It wasn’t until the long-abandoned house was put up for sale years later that there would be an epilogue to the story. The new owner, a wealthy property developer, had entirely different taste than that of his predecessor and decided to gut the house for a complete refurbishment. I am not sure of the complete ins and outs, as it all transpired during a family vacation to the Caribbean, but supposedly the body of ‘Madame de Robillard’ was found doubled up in a large suitcase, which had been hidden underneath some floorboards in the cellar. The details that subsequently emerged were sketchy at best, but it seemed Monsieur de Robillard had been married once, and still was at his timely death at seventy-eight at his new coastal residence close to Antibes in southern France. His wife and daughter were said to have left to Canada and postcards from them were found, which after further investigation appeared to have been sent by a nephew of De Robillard. No traces were found of his first wife and child, and they were eventually declared dead.

So was ‘Madame de Robillard’, who was in fact a Sophie du Motier, a distant descendant of the enigmatic and equally emblematic Marquis de Lafayette. A woman of means but poor health, she had seemingly been duped by De Robillard, who had funded his retirement on the French Rivera from her substantial wealth.

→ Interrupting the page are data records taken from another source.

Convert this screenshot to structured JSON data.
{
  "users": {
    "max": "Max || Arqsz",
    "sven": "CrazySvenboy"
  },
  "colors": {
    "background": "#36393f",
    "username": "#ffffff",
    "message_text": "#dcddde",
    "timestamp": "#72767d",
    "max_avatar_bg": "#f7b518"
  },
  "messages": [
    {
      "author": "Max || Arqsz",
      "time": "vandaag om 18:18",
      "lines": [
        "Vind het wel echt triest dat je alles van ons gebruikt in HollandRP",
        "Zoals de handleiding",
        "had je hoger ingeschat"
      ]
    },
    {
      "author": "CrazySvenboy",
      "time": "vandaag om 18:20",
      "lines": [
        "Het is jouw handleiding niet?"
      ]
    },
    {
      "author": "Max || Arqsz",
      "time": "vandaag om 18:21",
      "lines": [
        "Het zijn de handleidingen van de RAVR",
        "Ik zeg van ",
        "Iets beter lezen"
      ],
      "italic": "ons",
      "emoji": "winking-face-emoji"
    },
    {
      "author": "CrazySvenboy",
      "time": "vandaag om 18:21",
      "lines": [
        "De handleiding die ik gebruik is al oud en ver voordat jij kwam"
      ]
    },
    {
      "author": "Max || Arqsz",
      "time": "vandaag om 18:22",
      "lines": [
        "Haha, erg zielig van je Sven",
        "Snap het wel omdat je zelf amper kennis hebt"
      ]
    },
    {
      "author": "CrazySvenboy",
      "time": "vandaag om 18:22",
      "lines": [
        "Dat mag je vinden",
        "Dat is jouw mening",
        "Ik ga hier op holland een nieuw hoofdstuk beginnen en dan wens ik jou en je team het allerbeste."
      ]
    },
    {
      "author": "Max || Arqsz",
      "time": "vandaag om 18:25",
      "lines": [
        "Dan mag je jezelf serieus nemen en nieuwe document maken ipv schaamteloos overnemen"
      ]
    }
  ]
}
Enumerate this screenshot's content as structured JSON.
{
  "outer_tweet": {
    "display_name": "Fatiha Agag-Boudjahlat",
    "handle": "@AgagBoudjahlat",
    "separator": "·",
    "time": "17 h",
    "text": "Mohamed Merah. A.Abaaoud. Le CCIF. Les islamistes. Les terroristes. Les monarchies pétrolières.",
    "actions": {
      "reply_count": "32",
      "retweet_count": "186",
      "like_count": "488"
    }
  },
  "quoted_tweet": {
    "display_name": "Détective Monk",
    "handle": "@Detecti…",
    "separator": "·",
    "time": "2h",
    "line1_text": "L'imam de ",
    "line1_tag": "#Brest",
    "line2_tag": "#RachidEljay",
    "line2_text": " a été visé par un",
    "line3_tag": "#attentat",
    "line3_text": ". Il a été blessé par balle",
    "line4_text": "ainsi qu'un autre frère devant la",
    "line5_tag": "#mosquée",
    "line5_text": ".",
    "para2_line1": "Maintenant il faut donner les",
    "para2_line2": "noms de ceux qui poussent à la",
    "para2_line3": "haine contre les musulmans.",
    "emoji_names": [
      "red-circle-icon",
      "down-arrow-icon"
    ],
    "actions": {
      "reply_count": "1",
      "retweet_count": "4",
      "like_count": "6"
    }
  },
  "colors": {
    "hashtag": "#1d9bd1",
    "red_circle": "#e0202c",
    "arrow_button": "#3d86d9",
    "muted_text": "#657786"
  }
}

Both gratified and horrified to find that we’d been right all along those years ago, I suppose this revelation was the entry point to my dark interest in the criminal mind. I devoured literature about Jack the Ripper and his American contemporaries such as Dr Thomas Neill Cream, Dr H.H. Holmes and the Bloody Bender Family. I kept this interest to myself, though, hiding the books under my bed for fear of alarming my family over my often morbid and seemingly twisted curiosity.

So when, in 1996, the Paris Reaper made his entrée into Paris history, leaving a bloody trail in his wake, I was not only well versed in amateur criminology but had an appetite for the case’s every detail. Innocent as my curiosity was then, the murders and their aftermath later came to play a significant role in my life. But even back then the case had twisted the perceptions of my vulnerable sixteen-year-old mind.

As headless corpses were piling up in Paris, in such great quantity as had not been seen since the French Revolution, suspicion and rumours were rife. The police made a half-hearted attempt to keep the situation under control, but to the public everyone was a suspect. Or at least everyone who was white, male and able-bodied. My father fit this description to a T. And worse, he was a doctor who, as they always say in these cases, had “intimate knowledge of the human anatomy”. As the Terror continued (it was so called after the Terror instilled by Danton and Robespierre during the Revolution years), my father’s behaviour became more and more erratic. I would find him in his study in the middle of the night, scrutinising articles about the crimes and making hasty notes in his diary. Although I only witnessed this in 1998, the last year before the murders stopped, it made such a great impression that I started to wonder of his own possible involvement. As we would brush past each other in the corridors, an inexplicable dread would come over me. I would take to locking the bathroom door whilst brushing my teeth in case someone would sneak up from behind. During that period I also stopped showering with a shower curtain, allowing instead the water to flood the bathroom tiles. These paranoid suspicions still taint the memories of my father, as the association to Psycho’s Norman Bates continues to hold a firm grip on my sanity…